Description of the task> Could the data underneath be repeated exactly, in full?

Records supplied>
╭──
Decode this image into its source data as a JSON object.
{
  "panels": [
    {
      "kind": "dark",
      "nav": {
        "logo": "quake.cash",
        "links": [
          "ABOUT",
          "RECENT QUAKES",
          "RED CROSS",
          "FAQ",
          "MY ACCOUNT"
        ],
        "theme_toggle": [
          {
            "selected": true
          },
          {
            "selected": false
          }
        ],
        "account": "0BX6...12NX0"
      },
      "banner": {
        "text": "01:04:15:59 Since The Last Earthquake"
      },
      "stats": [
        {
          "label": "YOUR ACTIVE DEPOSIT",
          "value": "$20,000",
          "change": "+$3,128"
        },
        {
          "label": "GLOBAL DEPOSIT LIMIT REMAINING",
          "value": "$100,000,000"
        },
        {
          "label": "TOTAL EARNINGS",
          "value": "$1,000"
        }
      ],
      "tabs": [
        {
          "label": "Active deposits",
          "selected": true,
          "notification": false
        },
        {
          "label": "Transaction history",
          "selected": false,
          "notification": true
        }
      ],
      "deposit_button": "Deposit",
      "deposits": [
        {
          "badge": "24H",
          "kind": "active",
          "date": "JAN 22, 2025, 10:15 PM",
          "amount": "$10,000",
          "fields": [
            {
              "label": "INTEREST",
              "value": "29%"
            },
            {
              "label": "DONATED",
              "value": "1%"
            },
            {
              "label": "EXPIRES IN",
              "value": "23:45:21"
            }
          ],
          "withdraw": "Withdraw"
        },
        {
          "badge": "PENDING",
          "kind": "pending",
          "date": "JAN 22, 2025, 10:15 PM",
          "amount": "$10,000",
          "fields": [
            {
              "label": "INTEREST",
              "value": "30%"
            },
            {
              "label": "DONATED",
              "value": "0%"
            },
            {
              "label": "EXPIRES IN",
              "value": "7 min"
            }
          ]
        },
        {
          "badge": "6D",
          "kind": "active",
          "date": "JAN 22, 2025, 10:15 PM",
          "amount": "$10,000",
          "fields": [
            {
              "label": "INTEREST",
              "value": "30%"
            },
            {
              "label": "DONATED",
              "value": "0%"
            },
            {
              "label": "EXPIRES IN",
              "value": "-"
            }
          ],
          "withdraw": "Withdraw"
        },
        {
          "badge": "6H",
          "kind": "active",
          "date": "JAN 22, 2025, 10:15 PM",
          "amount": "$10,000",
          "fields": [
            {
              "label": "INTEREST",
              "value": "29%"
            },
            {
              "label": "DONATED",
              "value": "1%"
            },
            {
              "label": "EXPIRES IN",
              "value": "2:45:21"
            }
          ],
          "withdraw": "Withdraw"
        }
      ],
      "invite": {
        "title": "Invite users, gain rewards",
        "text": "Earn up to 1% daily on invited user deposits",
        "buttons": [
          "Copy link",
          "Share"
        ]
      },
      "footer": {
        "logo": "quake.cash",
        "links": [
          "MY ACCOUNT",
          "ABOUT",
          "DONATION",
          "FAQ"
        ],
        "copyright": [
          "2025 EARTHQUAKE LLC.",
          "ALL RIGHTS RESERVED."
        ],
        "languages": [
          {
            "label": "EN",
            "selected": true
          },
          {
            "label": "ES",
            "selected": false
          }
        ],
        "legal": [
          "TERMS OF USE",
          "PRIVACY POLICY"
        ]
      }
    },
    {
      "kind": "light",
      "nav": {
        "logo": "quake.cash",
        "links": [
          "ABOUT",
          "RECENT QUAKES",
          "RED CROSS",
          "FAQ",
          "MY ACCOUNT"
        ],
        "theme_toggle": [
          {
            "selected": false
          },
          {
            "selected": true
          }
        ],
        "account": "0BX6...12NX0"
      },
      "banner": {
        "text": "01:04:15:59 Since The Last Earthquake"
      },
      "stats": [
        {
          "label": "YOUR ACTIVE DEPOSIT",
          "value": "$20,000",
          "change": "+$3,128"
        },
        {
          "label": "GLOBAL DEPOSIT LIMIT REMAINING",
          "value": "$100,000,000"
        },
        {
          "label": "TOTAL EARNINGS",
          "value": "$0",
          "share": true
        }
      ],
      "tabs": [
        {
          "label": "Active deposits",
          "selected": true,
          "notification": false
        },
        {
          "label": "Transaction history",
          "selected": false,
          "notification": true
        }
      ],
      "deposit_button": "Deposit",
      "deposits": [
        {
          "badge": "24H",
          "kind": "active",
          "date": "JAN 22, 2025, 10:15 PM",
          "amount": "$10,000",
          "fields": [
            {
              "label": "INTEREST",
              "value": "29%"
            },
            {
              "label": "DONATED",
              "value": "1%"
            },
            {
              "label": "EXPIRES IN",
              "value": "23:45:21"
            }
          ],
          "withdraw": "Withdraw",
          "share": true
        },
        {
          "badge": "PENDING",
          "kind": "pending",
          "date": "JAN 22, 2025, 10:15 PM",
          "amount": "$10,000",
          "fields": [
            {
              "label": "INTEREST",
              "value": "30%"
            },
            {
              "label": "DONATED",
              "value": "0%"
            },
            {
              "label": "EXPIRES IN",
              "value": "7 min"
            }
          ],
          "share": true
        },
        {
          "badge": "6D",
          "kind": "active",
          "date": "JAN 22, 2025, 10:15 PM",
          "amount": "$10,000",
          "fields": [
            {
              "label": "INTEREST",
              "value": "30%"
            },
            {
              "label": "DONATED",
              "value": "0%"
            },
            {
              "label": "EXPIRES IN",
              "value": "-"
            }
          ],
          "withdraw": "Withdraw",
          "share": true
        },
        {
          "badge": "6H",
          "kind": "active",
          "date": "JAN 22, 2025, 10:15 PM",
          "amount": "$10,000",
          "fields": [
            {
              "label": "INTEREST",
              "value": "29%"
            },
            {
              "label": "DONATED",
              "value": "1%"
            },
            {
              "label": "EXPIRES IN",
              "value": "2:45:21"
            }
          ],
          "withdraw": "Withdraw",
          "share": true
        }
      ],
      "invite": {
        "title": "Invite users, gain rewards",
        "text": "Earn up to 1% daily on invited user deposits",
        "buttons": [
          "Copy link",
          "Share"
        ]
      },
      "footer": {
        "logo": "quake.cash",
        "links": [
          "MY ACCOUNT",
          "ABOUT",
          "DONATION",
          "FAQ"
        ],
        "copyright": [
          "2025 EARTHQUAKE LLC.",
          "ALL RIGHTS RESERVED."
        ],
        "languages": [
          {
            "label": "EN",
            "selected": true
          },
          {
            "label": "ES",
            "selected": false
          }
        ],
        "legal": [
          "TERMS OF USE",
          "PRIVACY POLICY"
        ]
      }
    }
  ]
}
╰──
Response>
Decode this image into its source data as a JSON object.
{
  "panels": [
    {
      "kind": "dark",
      "nav": {
        "logo": "quake.cash",
        "links": [
          "ABOUT",
          "RECENT QUAKES",
          "RED CROSS",
          "FAQ",
          "MY ACCOUNT"
        ],
        "theme_toggle": [
          {
            "selected": true
          },
          {
            "selected": false
          }
        ],
        "account": "0BX6...12NX0"
      },
      "banner": {
        "text": "01:04:15:59 Since The Last Earthquake"
      },
      "stats": [
        {
          "label": "YOUR ACTIVE DEPOSIT",
          "value": "$20,000",
          "change": "+$3,128"
        },
        {
          "label": "GLOBAL DEPOSIT LIMIT REMAINING",
          "value": "$100,000,000"
        },
        {
          "label": "TOTAL EARNINGS",
          "value": "$1,000"
        }
      ],
      "tabs": [
        {
          "label": "Active deposits",
          "selected": true,
          "notification": false
        },
        {
          "label": "Transaction history",
          "selected": false,
          "notification": true
        }
      ],
      "deposit_button": "Deposit",
      "deposits": [
        {
          "badge": "24H",
          "kind": "active",
          "date": "JAN 22, 2025, 10:15 PM",
          "amount": "$10,000",
          "fields": [
            {
              "label": "INTEREST",
              "value": "29%"
            },
            {
              "label": "DONATED",
              "value": "1%"
            },
            {
              "label": "EXPIRES IN",
              "value": "23:45:21"
            }
          ],
          "withdraw": "Withdraw"
        },
        {
          "badge": "PENDING",
          "kind": "pending",
          "date": "JAN 22, 2025, 10:15 PM",
          "amount": "$10,000",
          "fields": [
            {
              "label": "INTEREST",
              "value": "30%"
            },
            {
              "label": "DONATED",
              "value": "0%"
            },
            {
              "label": "EXPIRES IN",
              "value": "7 min"
            }
          ]
        },
        {
          "badge": "6D",
          "kind": "active",
          "date": "JAN 22, 2025, 10:15 PM",
          "amount": "$10,000",
          "fields": [
            {
              "label": "INTEREST",
              "value": "30%"
            },
            {
              "label": "DONATED",
              "value": "0%"
            },
            {
              "label": "EXPIRES IN",
              "value": "-"
            }
          ],
          "withdraw": "Withdraw"
        },
        {
          "badge": "6H",
          "kind": "active",
          "date": "JAN 22, 2025, 10:15 PM",
          "amount": "$10,000",
          "fields": [
            {
              "label": "INTEREST",
              "value": "29%"
            },
            {
              "label": "DONATED",
              "value": "1%"
            },
            {
              "label": "EXPIRES IN",
              "value": "2:45:21"
            }
          ],
          "withdraw": "Withdraw"
        }
      ],
      "invite": {
        "title": "Invite users, gain rewards",
        "text": "Earn up to 1% daily on invited user deposits",
        "buttons": [
          "Copy link",
          "Share"
        ]
      },
      "footer": {
        "logo": "quake.cash",
        "links": [
          "MY ACCOUNT",
          "ABOUT",
          "DONATION",
          "FAQ"
        ],
        "copyright": [
          "2025 EARTHQUAKE LLC.",
          "ALL RIGHTS RESERVED."
        ],
        "languages": [
          {
            "label": "EN",
            "selected": true
          },
          {
            "label": "ES",
            "selected": false
          }
        ],
        "legal": [
          "TERMS OF USE",
          "PRIVACY POLICY"
        ]
      }
    },
    {
      "kind": "light",
      "nav": {
        "logo": "quake.cash",
        "links": [
          "ABOUT",
          "RECENT QUAKES",
          "RED CROSS",
          "FAQ",
          "MY ACCOUNT"
        ],
        "theme_toggle": [
          {
            "selected": false
          },
          {
            "selected": true
          }
        ],
        "account": "0BX6...12NX0"
      },
      "banner": {
        "text": "01:04:15:59 Since The Last Earthquake"
      },
      "stats": [
        {
          "label": "YOUR ACTIVE DEPOSIT",
          "value": "$20,000",
          "change": "+$3,128"
        },
        {
          "label": "GLOBAL DEPOSIT LIMIT REMAINING",
          "value": "$100,000,000"
        },
        {
          "label": "TOTAL EARNINGS",
          "value": "$0",
          "share": true
        }
      ],
      "tabs": [
        {
          "label": "Active deposits",
          "selected": true,
          "notification": false
        },
        {
          "label": "Transaction history",
          "selected": false,
          "notification": true
        }
      ],
      "deposit_button": "Deposit",
      "deposits": [
        {
          "badge": "24H",
          "kind": "active",
          "date": "JAN 22, 2025, 10:15 PM",
          "amount": "$10,000",
          "fields": [
            {
              "label": "INTEREST",
              "value": "29%"
            },
            {
              "label": "DONATED",
              "value": "1%"
            },
            {
              "label": "EXPIRES IN",
              "value": "23:45:21"
            }
          ],
          "withdraw": "Withdraw",
          "share": true
        },
        {
          "badge": "PENDING",
          "kind": "pending",
          "date": "JAN 22, 2025, 10:15 PM",
          "amount": "$10,000",
          "fields": [
            {
              "label": "INTEREST",
              "value": "30%"
            },
            {
              "label": "DONATED",
              "value": "0%"
            },
            {
              "label": "EXPIRES IN",
              "value": "7 min"
            }
          ],
          "share": true
        },
        {
          "badge": "6D",
          "kind": "active",
          "date": "JAN 22, 2025, 10:15 PM",
          "amount": "$10,000",
          "fields": [
            {
              "label": "INTEREST",
              "value": "30%"
            },
            {
              "label": "DONATED",
              "value": "0%"
            },
            {
              "label": "EXPIRES IN",
              "value": "-"
            }
          ],
          "withdraw": "Withdraw",
          "share": true
        },
        {
          "badge": "6H",
          "kind": "active",
          "date": "JAN 22, 2025, 10:15 PM",
          "amount": "$10,000",
          "fields": [
            {
              "label": "INTEREST",
              "value": "29%"
            },
            {
              "label": "DONATED",
              "value": "1%"
            },
            {
              "label": "EXPIRES IN",
              "value": "2:45:21"
            }
          ],
          "withdraw": "Withdraw",
          "share": true
        }
      ],
      "invite": {
        "title": "Invite users, gain rewards",
        "text": "Earn up to 1% daily on invited user deposits",
        "buttons": [
          "Copy link",
          "Share"
        ]
      },
      "footer": {
        "logo": "quake.cash",
        "links": [
          "MY ACCOUNT",
          "ABOUT",
          "DONATION",
          "FAQ"
        ],
        "copyright": [
          "2025 EARTHQUAKE LLC.",
          "ALL RIGHTS RESERVED."
        ],
        "languages": [
          {
            "label": "EN",
            "selected": true
          },
          {
            "label": "ES",
            "selected": false
          }
        ],
        "legal": [
          "TERMS OF USE",
          "PRIVACY POLICY"
        ]
      }
    }
  ]
}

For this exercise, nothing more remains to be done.